- NERC GADS data specific to each region and divided by plant type provides Expected Forced Outage Rates for generating plants and can be used to develop a probability for choosing specific plants out of service.
- Peak load forecasts are already expressed in terms of their statistical probability.
- Hourly interface flows between systems are available.
A transmission planning convention that selects a probability value or range to represent what “reasonable” stress level means would allow transmission planners the latitude to modify system conditions to stress the system so long as the probability of the scenarios fall within the prescribed range. The concept offers a number of advantages:
- The ability to set clear guidelines for when it is acceptable to utilize non-consequential loss of load as a response to challenging system conditions,
- the ability to distinguish between scenarios that should be affirmatively addressed, and those that are less likely and perhaps should simply be monitored,
- greater uniformity of planning within and between control areas, and
- the opportunity for stakeholders and planners to have quantitative discussions regarding the appropriate levels of reliability.
The electric industry has had a long established reliability metric of 1 – in – 10 when planning for resource adequacy. The introduction quantitative parameters to bound the input assumptions to transmission planning studies such as those discussed here, is a step in that direction.
 Regional entities are control areas such as PJM, MISO, NY ISO and ISO New England.
 Order 693 ¶1765
 NPCC Reliability Reference Directory 1 Design and Operation of the Bulk Power System section 5.1.1 “Design Criteria.”

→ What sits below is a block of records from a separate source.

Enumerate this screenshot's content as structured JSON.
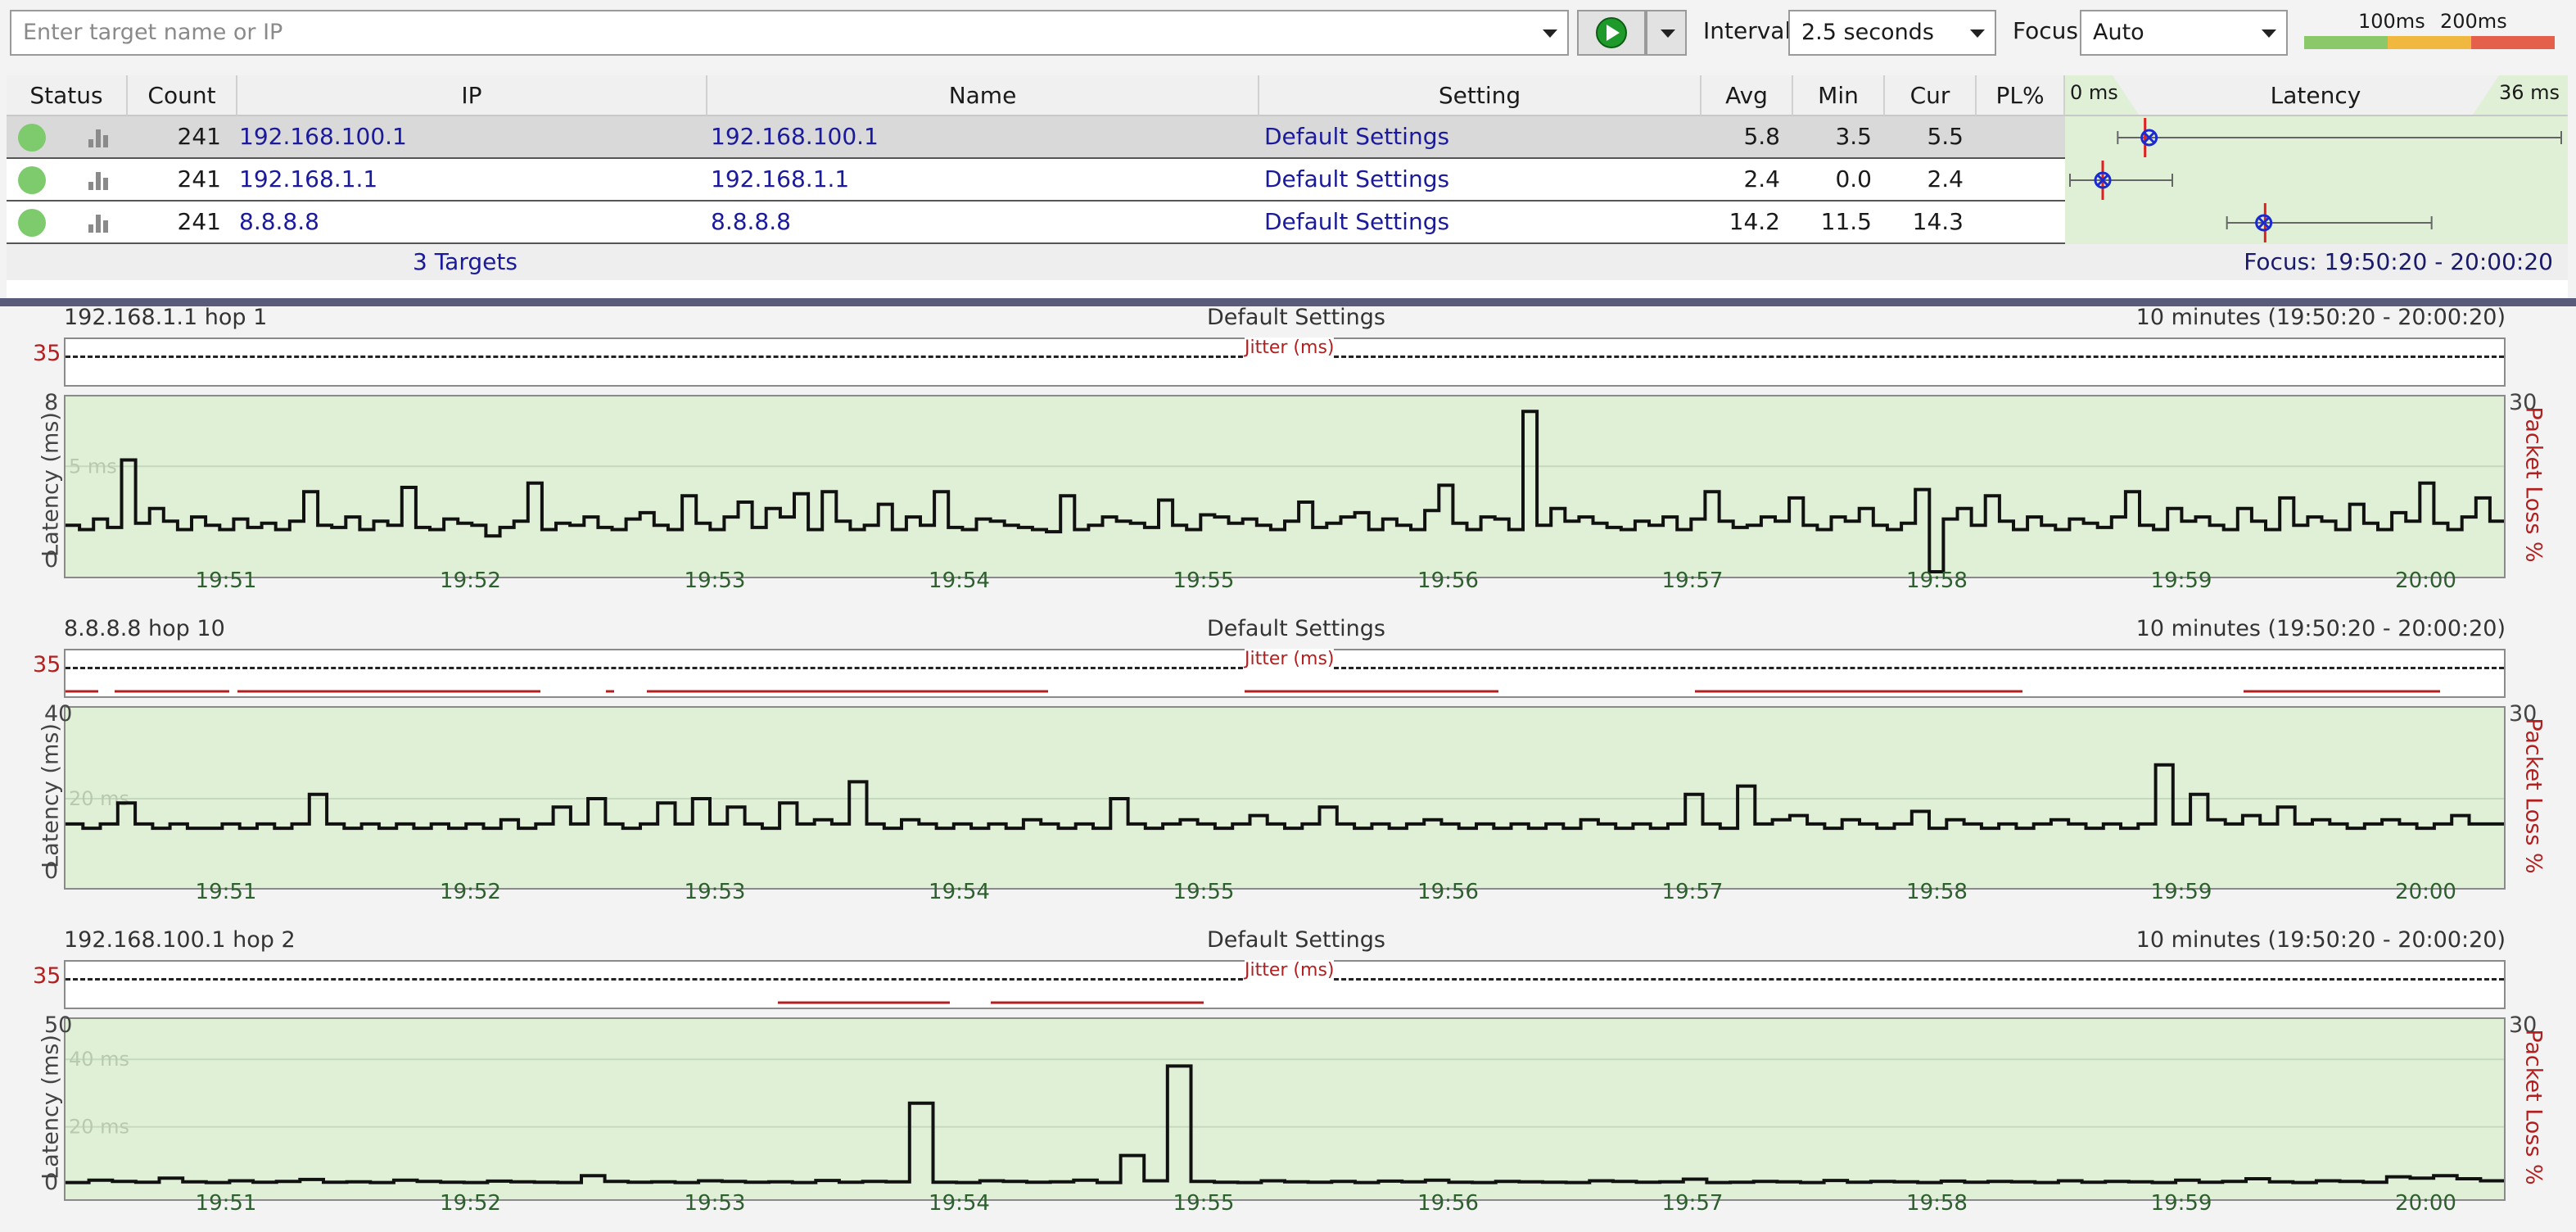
{
  "toolbar": {
    "target_placeholder": "Enter target name or IP",
    "interval_label": "Interval",
    "interval_value": "2.5 seconds",
    "focus_label": "Focus",
    "focus_value": "Auto",
    "scale_labels": [
      "100ms",
      "200ms"
    ]
  },
  "grid": {
    "headers": [
      "Status",
      "Count",
      "IP",
      "Name",
      "Setting",
      "Avg",
      "Min",
      "Cur",
      "PL%",
      "Latency"
    ],
    "latency_min_label": "0 ms",
    "latency_max_label": "36 ms",
    "rows": [
      {
        "count": "241",
        "ip": "192.168.100.1",
        "name": "192.168.100.1",
        "setting": "Default Settings",
        "avg": "5.8",
        "min": "3.5",
        "cur": "5.5",
        "pl": "",
        "lat": {
          "min": 3.5,
          "avg": 5.8,
          "cur": 5.5,
          "max": 36
        }
      },
      {
        "count": "241",
        "ip": "192.168.1.1",
        "name": "192.168.1.1",
        "setting": "Default Settings",
        "avg": "2.4",
        "min": "0.0",
        "cur": "2.4",
        "pl": "",
        "lat": {
          "min": 0.0,
          "avg": 2.4,
          "cur": 2.4,
          "max": 7.5
        }
      },
      {
        "count": "241",
        "ip": "8.8.8.8",
        "name": "8.8.8.8",
        "setting": "Default Settings",
        "avg": "14.2",
        "min": "11.5",
        "cur": "14.3",
        "pl": "",
        "lat": {
          "min": 11.5,
          "avg": 14.2,
          "cur": 14.3,
          "max": 26.5
        }
      }
    ],
    "footer_targets": "3 Targets",
    "footer_focus": "Focus: 19:50:20 - 20:00:20"
  },
  "panels": [
    {
      "title_left": "192.168.1.1 hop 1",
      "title_center": "Default Settings",
      "title_right": "10 minutes (19:50:20 - 20:00:20)",
      "jitter_label": "Jitter (ms)",
      "jitter_max": "35",
      "ymax": "8",
      "ymin": "0",
      "gridline_label": "5 ms",
      "yaxis_label": "Latency (ms)",
      "y2_label": "Packet Loss %",
      "y2_max": "30"
    },
    {
      "title_left": "8.8.8.8 hop 10",
      "title_center": "Default Settings",
      "title_right": "10 minutes (19:50:20 - 20:00:20)",
      "jitter_label": "Jitter (ms)",
      "jitter_max": "35",
      "ymax": "40",
      "ymin": "0",
      "gridline_label": "20 ms",
      "yaxis_label": "Latency (ms)",
      "y2_label": "Packet Loss %",
      "y2_max": "30"
    },
    {
      "title_left": "192.168.100.1 hop 2",
      "title_center": "Default Settings",
      "title_right": "10 minutes (19:50:20 - 20:00:20)",
      "jitter_label": "Jitter (ms)",
      "jitter_max": "35",
      "ymax": "50",
      "ymin": "0",
      "gridline_label": "40 ms",
      "gridline_label2": "20 ms",
      "yaxis_label": "Latency (ms)",
      "y2_label": "Packet Loss %",
      "y2_max": "30"
    }
  ],
  "time_ticks": [
    "19:51",
    "19:52",
    "19:53",
    "19:54",
    "19:55",
    "19:56",
    "19:57",
    "19:58",
    "19:59",
    "20:00"
  ],
  "colors": {
    "plot_bg": "#dff0d6",
    "status_ok": "#7ecb6e",
    "divider": "#595b7a",
    "jitter_line": "#b02020"
  },
  "chart_data": [
    {
      "type": "line",
      "series": [
        {
          "name": "192.168.1.1 hop 1",
          "x_range": [
            "19:50:20",
            "20:00:20"
          ],
          "values": [
            2.2,
            2.0,
            2.5,
            2.1,
            5.3,
            2.3,
            3.0,
            2.4,
            2.0,
            2.6,
            2.2,
            2.0,
            2.5,
            2.1,
            2.3,
            2.0,
            2.4,
            3.8,
            2.2,
            2.1,
            2.6,
            2.0,
            2.4,
            2.2,
            4.0,
            2.1,
            2.0,
            2.5,
            2.3,
            2.2,
            1.7,
            2.1,
            2.4,
            4.2,
            2.0,
            2.3,
            2.2,
            2.6,
            2.1,
            2.0,
            2.5,
            2.8,
            2.2,
            2.0,
            3.6,
            2.3,
            2.0,
            2.6,
            3.3,
            2.1,
            3.0,
            2.6,
            3.7,
            2.0,
            3.8,
            2.4,
            2.0,
            2.2,
            3.2,
            2.0,
            2.6,
            2.2,
            3.8,
            2.1,
            2.0,
            2.5,
            2.4,
            2.2,
            2.1,
            2.0,
            1.9,
            3.6,
            2.0,
            2.2,
            2.6,
            2.4,
            2.3,
            2.1,
            3.4,
            2.2,
            2.0,
            2.7,
            2.6,
            2.3,
            2.5,
            2.2,
            2.0,
            2.4,
            3.3,
            2.1,
            2.3,
            2.6,
            2.8,
            2.0,
            2.5,
            2.2,
            2.0,
            2.9,
            4.1,
            2.3,
            2.0,
            2.6,
            2.5,
            2.0,
            7.6,
            2.2,
            3.0,
            2.4,
            2.6,
            2.3,
            2.1,
            2.0,
            2.4,
            2.2,
            2.6,
            2.0,
            2.5,
            3.8,
            2.4,
            2.1,
            2.2,
            2.6,
            2.4,
            3.5,
            2.2,
            2.0,
            2.6,
            2.4,
            3.0,
            2.2,
            2.0,
            2.3,
            3.9,
            0.0,
            2.5,
            3.0,
            2.2,
            3.6,
            2.4,
            2.0,
            2.6,
            2.2,
            2.0,
            2.5,
            2.3,
            2.1,
            2.6,
            3.8,
            2.2,
            2.0,
            3.0,
            2.4,
            2.6,
            2.2,
            2.0,
            3.0,
            2.4,
            2.0,
            3.5,
            2.2,
            2.6,
            2.4,
            2.0,
            3.2,
            2.3,
            2.0,
            2.8,
            2.4,
            4.2,
            2.3,
            2.0,
            2.6,
            3.5,
            2.4
          ]
        }
      ]
    },
    {
      "type": "line",
      "series": [
        {
          "name": "8.8.8.8 hop 10",
          "x_range": [
            "19:50:20",
            "20:00:20"
          ],
          "values": [
            14,
            13,
            14,
            19,
            14,
            13,
            14,
            13,
            13,
            14,
            13,
            14,
            13,
            14,
            21,
            14,
            13,
            14,
            13,
            14,
            13,
            14,
            13,
            14,
            13,
            15,
            13,
            14,
            18,
            14,
            20,
            14,
            13,
            14,
            19,
            14,
            20,
            14,
            18,
            14,
            13,
            19,
            14,
            15,
            14,
            24,
            14,
            13,
            15,
            14,
            13,
            14,
            13,
            14,
            13,
            15,
            14,
            13,
            14,
            13,
            20,
            14,
            13,
            14,
            15,
            14,
            13,
            14,
            16,
            14,
            13,
            14,
            18,
            14,
            13,
            14,
            13,
            14,
            15,
            14,
            13,
            14,
            13,
            14,
            13,
            14,
            13,
            15,
            14,
            13,
            14,
            13,
            14,
            21,
            14,
            13,
            23,
            14,
            15,
            16,
            14,
            13,
            15,
            14,
            13,
            14,
            17,
            13,
            15,
            14,
            13,
            14,
            13,
            14,
            15,
            14,
            13,
            14,
            13,
            14,
            28,
            14,
            21,
            15,
            14,
            16,
            14,
            18,
            14,
            15,
            14,
            13,
            14,
            15,
            14,
            13,
            14,
            16,
            14,
            14
          ]
        }
      ]
    },
    {
      "type": "line",
      "series": [
        {
          "name": "192.168.100.1 hop 2",
          "x_range": [
            "19:50:20",
            "20:00:20"
          ],
          "values": [
            3.5,
            4.2,
            3.8,
            3.6,
            4.8,
            3.7,
            3.5,
            4.0,
            3.6,
            3.8,
            4.4,
            3.6,
            3.7,
            3.5,
            4.2,
            3.8,
            3.6,
            3.5,
            3.9,
            3.7,
            3.6,
            3.5,
            5.5,
            3.8,
            3.6,
            3.7,
            3.5,
            4.0,
            3.8,
            3.6,
            3.7,
            3.5,
            4.1,
            3.6,
            3.8,
            3.7,
            27.0,
            3.6,
            3.5,
            4.0,
            3.8,
            3.6,
            3.7,
            4.2,
            3.5,
            11.5,
            4.0,
            38.0,
            3.8,
            3.6,
            3.5,
            4.0,
            3.7,
            3.6,
            3.8,
            3.5,
            3.9,
            3.7,
            4.2,
            3.6,
            3.5,
            3.8,
            3.7,
            3.6,
            3.5,
            4.0,
            3.8,
            3.6,
            3.7,
            4.5,
            3.5,
            3.6,
            3.8,
            3.7,
            3.5,
            4.1,
            3.6,
            3.8,
            3.7,
            3.5,
            3.9,
            3.6,
            3.8,
            3.7,
            3.5,
            4.0,
            3.6,
            3.8,
            3.7,
            3.5,
            4.2,
            3.6,
            3.8,
            4.6,
            3.7,
            3.5,
            4.0,
            3.8,
            3.6,
            5.2,
            4.8,
            5.5,
            4.6,
            4.0
          ]
        }
      ]
    }
  ]
}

 Ibid. Appendix C “Procedure for Testing and Analysis of Extreme Contingencies” section 3.0 “Modeling Assumptions”
 ISO New England Planning Procedure 3 “Reliability Standards for the New England Area Bulk Power Supply System.
 NY ISO 2014 RNA Assumption Matrix.
 This is the average power plant fleet availability level as reported in NERC’s Generation Availability Review Dashboard.
 NERC 2007 – 2010 GADS data from New England shows EFORd for fossil units in New England, 2011 to be .075.
 NH/VT 2022 Needs Assessment Study Scope – Final 6/12/2013. It should be noted here that New England’s planning practice does not utilize economic dispatch in the modeling. Instead generation in the models is chosen to run in a way that drives stress on internal interfaces. Because the generators are “hand picked” to be off line, the multiplicative rule of the failure rates of all generators that are assumed to be offline generates some very small values.
 The statistical disparity between study scenarios are not unique to this study. Similar disparities hacve been observed in other studies.
 The correct number or range should be developed through a consensus process and yield a reliability range that is at least as stringent as the probabilistic value that is widely accepted for resource adequacy.
 It is important not to confuse the use of statistics here as an effort to be predictive. Rather the focus is to develop comparability between sensitivities using publicly available data and simple calculation that can serve as an effective metric.